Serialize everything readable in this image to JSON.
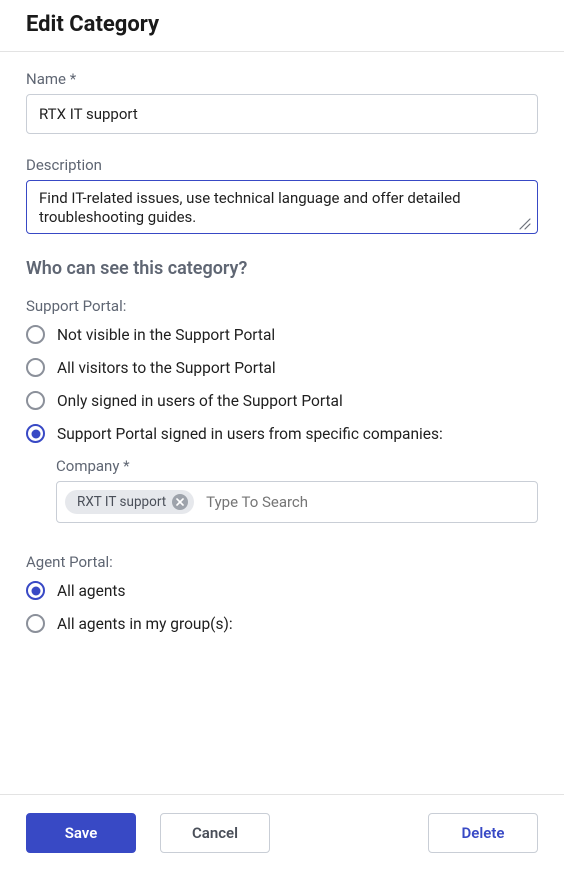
{
  "header": {
    "title": "Edit Category"
  },
  "form": {
    "name_label": "Name *",
    "name_value": "RTX IT support",
    "description_label": "Description",
    "description_value": "Find IT-related issues, use technical language and offer detailed troubleshooting guides."
  },
  "visibility": {
    "section_title": "Who can see this category?",
    "support_portal_label": "Support Portal:",
    "support_options": [
      {
        "label": "Not visible in the Support Portal",
        "checked": false
      },
      {
        "label": "All visitors to the Support Portal",
        "checked": false
      },
      {
        "label": "Only signed in users of the Support Portal",
        "checked": false
      },
      {
        "label": "Support Portal signed in users from specific companies:",
        "checked": true
      }
    ],
    "company_label": "Company *",
    "company_tag": "RXT IT support",
    "company_search_placeholder": "Type To Search",
    "agent_portal_label": "Agent Portal:",
    "agent_options": [
      {
        "label": "All agents",
        "checked": true
      },
      {
        "label": "All agents in my group(s):",
        "checked": false
      }
    ]
  },
  "footer": {
    "save": "Save",
    "cancel": "Cancel",
    "delete": "Delete"
  }
}
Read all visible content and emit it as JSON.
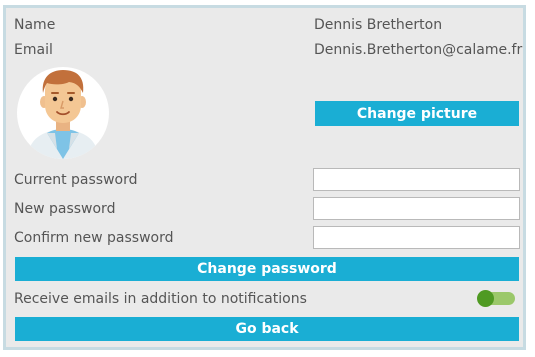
{
  "profile": {
    "name_label": "Name",
    "name_value": "Dennis Bretherton",
    "email_label": "Email",
    "email_value": "Dennis.Bretherton@calame.fr"
  },
  "picture": {
    "change_picture_label": "Change picture"
  },
  "password": {
    "current_label": "Current password",
    "current_value": "",
    "new_label": "New password",
    "new_value": "",
    "confirm_label": "Confirm new password",
    "confirm_value": "",
    "change_password_label": "Change password"
  },
  "notifications": {
    "receive_emails_label": "Receive emails in addition to notifications",
    "receive_emails_enabled": true
  },
  "footer": {
    "go_back_label": "Go back"
  },
  "colors": {
    "accent": "#1aaed4",
    "panel_bg": "#eaeaea",
    "toggle_on": "#4f9a22"
  }
}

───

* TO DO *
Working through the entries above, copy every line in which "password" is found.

* ANSWER BOX *
  "password": {
    "current_label": "Current password",
    "new_label": "New password",
    "confirm_label": "Confirm new password",
    "change_password_label": "Change password"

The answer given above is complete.